_WORK INSTRUCTIONS_:
Nothing in the entries may differ when you return them.

_Web page and app entries_:
========================================================================

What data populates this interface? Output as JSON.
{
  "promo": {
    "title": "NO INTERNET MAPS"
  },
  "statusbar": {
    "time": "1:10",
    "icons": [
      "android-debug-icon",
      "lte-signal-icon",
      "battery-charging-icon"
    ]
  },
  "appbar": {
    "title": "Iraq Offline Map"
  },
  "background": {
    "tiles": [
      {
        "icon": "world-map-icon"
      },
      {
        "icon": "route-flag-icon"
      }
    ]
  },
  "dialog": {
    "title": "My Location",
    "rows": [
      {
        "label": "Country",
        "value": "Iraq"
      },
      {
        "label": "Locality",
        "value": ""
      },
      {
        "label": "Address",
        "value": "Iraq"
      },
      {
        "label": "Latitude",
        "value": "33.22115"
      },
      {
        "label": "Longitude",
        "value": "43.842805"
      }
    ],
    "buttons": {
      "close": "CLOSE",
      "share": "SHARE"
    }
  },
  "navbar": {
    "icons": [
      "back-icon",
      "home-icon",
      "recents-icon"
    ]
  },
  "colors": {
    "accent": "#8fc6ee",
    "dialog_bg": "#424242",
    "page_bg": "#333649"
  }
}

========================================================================

_SOLUTION TO THIS EXERCISE_:
What data populates this interface? Output as JSON.
{
  "promo": {
    "title": "NO INTERNET MAPS"
  },
  "statusbar": {
    "time": "1:10",
    "icons": [
      "android-debug-icon",
      "lte-signal-icon",
      "battery-charging-icon"
    ]
  },
  "appbar": {
    "title": "Iraq Offline Map"
  },
  "background": {
    "tiles": [
      {
        "icon": "world-map-icon"
      },
      {
        "icon": "route-flag-icon"
      }
    ]
  },
  "dialog": {
    "title": "My Location",
    "rows": [
      {
        "label": "Country",
        "value": "Iraq"
      },
      {
        "label": "Locality",
        "value": ""
      },
      {
        "label": "Address",
        "value": "Iraq"
      },
      {
        "label": "Latitude",
        "value": "33.22115"
      },
      {
        "label": "Longitude",
        "value": "43.842805"
      }
    ],
    "buttons": {
      "close": "CLOSE",
      "share": "SHARE"
    }
  },
  "navbar": {
    "icons": [
      "back-icon",
      "home-icon",
      "recents-icon"
    ]
  },
  "colors": {
    "accent": "#8fc6ee",
    "dialog_bg": "#424242",
    "page_bg": "#333649"
  }
}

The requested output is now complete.